5. No such thing as fair-weather feminism

“Radical simply means grasping things at the root.” – Angela Y. Davis, former Black Panther, feminist and educator

Feminism, especially radical intersectional feminism, is hard work. Because of its manifold challenges to the dominant power structure/kyriarchy, it means there will be many people who will not accept or understand your position. There will be awkward, uncomfortable, difficult and challenging moments when you may be judged, silenced, or ridiculed with attempts to quell your dissent. This is flak generated in response to the challenging of oppressive systems, and it is to be expected. Do not let it allow you to be shaken from your foundations; do not forsake your commitment to the struggle.

Challenge oppressive attitudes and behaviors with measured, informed responses grounded in intersectional anti-oppressive knowledge. Develop your strategies and tactics, keep them at the ready, and do not shy away from putting them into practice.  Learn from experience where your opponents may stand, and arm yourself with appropriate responses. Take courage from radical role models and remain grounded in your principles; develop your knowledge and gain femininspiration by collectivizing knowledge and best practices, discoursing and collaborating with other feminists, and continuing to study and review radical resources.

The road to freedom is long, and you are needed for the duration.
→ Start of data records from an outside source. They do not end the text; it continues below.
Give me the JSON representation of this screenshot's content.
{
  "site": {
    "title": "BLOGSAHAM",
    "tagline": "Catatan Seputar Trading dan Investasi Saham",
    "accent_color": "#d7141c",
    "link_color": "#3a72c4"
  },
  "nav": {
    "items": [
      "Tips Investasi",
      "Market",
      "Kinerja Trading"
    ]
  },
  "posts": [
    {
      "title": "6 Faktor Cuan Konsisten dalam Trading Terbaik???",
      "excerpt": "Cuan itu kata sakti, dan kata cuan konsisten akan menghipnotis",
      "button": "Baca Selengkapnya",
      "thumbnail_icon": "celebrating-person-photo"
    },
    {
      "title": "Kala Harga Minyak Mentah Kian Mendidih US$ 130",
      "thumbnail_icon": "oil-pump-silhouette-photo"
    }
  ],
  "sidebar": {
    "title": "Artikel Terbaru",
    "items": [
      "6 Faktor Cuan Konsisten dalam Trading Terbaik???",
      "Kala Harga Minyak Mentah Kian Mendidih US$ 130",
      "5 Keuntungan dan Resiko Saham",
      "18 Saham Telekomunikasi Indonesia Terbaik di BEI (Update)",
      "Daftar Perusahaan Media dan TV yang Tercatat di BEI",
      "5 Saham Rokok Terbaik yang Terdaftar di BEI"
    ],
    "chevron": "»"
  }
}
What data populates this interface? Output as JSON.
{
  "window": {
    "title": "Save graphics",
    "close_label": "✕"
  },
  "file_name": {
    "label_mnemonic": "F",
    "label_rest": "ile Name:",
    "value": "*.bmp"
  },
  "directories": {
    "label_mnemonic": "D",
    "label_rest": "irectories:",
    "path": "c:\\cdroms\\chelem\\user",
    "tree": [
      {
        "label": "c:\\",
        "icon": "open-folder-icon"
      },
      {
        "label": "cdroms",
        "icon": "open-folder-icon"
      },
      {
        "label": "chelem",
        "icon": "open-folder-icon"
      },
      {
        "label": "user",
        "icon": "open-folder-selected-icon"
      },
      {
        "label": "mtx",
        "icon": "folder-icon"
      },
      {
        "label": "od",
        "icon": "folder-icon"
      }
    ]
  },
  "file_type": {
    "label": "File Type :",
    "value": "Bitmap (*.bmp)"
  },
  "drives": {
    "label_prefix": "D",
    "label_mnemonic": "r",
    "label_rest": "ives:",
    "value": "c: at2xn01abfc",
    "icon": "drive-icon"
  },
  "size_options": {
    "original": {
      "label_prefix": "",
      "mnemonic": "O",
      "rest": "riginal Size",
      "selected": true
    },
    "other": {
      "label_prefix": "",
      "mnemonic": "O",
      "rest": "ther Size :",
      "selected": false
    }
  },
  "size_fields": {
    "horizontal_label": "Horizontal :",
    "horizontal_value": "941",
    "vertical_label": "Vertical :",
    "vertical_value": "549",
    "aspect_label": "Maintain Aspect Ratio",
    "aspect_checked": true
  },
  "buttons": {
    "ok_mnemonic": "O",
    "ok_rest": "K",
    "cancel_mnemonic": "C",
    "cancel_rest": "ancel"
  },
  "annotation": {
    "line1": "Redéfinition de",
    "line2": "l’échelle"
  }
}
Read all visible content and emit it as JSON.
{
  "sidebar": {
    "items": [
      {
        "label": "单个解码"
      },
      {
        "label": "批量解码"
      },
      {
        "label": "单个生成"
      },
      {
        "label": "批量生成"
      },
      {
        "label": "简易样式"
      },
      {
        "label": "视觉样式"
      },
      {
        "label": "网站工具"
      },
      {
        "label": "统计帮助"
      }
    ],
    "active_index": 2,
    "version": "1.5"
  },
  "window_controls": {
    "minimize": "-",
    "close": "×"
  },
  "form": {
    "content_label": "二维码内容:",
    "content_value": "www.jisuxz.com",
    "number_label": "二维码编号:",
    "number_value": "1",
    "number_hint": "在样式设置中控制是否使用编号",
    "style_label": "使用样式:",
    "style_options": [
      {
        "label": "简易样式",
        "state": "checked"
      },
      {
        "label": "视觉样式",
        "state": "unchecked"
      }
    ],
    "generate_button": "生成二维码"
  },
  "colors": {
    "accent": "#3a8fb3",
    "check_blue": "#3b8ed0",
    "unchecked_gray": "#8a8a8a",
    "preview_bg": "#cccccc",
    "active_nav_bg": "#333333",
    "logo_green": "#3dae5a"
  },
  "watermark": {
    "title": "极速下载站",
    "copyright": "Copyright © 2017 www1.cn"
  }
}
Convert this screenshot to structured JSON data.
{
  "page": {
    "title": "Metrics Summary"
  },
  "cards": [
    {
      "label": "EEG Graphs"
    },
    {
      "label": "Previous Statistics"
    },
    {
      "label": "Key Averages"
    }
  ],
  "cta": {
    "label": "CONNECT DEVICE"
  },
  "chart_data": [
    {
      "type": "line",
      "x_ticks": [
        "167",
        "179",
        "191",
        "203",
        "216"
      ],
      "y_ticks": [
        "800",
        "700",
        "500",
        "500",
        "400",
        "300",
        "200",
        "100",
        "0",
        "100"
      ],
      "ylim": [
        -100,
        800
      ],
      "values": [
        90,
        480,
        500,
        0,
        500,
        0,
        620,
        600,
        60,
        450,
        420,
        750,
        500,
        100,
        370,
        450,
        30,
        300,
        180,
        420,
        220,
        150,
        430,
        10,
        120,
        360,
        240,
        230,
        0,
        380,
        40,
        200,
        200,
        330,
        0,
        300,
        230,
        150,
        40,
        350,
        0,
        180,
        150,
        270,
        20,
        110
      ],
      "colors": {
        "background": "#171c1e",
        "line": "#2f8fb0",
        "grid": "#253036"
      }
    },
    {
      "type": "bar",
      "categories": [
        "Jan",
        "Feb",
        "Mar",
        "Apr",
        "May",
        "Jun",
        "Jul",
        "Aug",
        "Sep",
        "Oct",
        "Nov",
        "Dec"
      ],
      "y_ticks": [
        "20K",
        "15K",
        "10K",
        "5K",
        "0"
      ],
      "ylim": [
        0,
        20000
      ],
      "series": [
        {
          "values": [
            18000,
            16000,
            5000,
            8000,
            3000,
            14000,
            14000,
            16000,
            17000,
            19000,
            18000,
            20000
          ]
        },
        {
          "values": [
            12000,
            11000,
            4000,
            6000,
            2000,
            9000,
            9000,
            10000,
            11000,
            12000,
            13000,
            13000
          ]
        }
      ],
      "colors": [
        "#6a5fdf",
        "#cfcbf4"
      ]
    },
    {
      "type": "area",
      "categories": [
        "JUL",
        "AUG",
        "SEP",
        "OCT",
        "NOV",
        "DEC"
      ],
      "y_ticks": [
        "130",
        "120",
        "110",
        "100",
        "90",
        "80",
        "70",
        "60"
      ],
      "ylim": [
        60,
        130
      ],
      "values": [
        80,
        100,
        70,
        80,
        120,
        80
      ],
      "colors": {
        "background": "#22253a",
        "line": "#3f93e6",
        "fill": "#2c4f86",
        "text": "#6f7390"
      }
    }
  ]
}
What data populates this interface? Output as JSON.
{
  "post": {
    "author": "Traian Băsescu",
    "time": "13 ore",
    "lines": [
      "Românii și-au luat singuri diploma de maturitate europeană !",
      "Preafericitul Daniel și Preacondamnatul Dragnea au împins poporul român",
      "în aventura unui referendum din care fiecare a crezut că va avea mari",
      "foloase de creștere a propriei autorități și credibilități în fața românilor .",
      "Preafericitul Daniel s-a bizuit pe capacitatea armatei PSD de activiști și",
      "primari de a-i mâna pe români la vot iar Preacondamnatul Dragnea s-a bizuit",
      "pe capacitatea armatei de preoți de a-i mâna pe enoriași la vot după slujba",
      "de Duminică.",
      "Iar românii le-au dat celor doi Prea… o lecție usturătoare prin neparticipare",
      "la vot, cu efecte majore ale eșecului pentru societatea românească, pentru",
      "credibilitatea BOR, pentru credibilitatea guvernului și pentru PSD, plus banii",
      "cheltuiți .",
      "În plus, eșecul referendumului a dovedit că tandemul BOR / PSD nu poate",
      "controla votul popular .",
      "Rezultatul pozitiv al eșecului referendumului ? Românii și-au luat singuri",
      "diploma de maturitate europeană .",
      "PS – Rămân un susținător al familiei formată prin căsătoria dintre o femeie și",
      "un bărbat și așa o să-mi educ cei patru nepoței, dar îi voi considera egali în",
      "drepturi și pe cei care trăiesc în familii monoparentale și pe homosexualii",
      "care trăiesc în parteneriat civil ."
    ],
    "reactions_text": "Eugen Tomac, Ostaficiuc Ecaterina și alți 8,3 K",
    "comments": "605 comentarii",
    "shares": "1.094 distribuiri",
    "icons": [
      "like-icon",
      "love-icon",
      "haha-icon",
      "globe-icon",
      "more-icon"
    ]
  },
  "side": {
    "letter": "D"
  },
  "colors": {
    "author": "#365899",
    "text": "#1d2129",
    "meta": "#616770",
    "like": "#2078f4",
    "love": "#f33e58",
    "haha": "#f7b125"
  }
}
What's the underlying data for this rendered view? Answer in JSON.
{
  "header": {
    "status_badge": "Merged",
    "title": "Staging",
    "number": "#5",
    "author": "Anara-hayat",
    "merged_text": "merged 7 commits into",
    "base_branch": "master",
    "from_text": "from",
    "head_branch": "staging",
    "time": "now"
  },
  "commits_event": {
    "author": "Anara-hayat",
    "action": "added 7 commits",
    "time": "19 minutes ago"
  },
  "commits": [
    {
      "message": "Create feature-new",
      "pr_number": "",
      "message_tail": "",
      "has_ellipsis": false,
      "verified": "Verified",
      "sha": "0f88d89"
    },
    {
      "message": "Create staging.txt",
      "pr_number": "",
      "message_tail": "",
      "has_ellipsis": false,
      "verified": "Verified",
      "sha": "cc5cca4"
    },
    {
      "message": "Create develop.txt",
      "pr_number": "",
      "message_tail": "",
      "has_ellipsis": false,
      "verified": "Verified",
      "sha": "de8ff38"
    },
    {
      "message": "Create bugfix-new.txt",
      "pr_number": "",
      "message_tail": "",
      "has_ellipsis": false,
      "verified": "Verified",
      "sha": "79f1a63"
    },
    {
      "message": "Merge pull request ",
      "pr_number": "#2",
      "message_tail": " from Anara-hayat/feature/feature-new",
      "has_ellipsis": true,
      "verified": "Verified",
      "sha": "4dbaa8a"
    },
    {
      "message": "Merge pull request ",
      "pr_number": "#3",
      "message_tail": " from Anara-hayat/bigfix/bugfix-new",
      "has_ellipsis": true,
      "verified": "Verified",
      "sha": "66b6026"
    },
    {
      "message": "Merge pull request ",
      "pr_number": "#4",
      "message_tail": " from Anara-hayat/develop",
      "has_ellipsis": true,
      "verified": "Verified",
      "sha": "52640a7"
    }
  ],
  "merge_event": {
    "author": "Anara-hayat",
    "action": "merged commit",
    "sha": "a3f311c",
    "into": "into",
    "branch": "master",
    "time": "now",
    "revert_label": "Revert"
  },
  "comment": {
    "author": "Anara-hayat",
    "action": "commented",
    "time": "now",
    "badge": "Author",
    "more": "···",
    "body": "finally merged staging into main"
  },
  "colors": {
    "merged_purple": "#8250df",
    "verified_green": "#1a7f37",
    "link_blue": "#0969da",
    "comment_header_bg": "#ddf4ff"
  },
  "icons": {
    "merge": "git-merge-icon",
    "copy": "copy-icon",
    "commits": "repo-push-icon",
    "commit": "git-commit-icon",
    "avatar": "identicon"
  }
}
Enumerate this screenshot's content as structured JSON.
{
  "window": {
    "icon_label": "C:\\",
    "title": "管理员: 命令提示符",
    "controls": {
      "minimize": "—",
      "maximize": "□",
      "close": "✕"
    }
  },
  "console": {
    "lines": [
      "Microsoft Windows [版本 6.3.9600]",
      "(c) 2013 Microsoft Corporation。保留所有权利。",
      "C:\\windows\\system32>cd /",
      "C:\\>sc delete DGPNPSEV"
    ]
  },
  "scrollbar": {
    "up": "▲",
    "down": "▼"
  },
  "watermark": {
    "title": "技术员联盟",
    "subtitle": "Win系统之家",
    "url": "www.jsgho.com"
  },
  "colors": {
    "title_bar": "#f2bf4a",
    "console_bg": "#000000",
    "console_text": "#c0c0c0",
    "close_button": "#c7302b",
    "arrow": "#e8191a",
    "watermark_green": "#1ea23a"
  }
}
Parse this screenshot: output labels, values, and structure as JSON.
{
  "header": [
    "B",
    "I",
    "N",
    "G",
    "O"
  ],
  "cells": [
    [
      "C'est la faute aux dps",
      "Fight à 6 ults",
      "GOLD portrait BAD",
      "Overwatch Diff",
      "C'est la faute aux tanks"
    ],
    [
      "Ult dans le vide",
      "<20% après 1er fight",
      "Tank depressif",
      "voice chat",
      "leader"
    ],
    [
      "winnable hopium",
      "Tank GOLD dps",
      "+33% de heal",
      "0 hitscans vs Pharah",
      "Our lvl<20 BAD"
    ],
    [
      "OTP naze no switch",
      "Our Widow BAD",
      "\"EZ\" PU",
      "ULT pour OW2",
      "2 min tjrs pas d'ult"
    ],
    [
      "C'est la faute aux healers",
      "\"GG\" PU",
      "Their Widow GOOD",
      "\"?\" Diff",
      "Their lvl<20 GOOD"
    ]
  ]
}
Thus, not only must you know where you stand and how to fight, but also when to walk away, both for your own safety and so you have the energy needed to fight another day.

 What are some of the feminist/anti-oppressive principles you choose to live by?

How do you put your feminism into practice?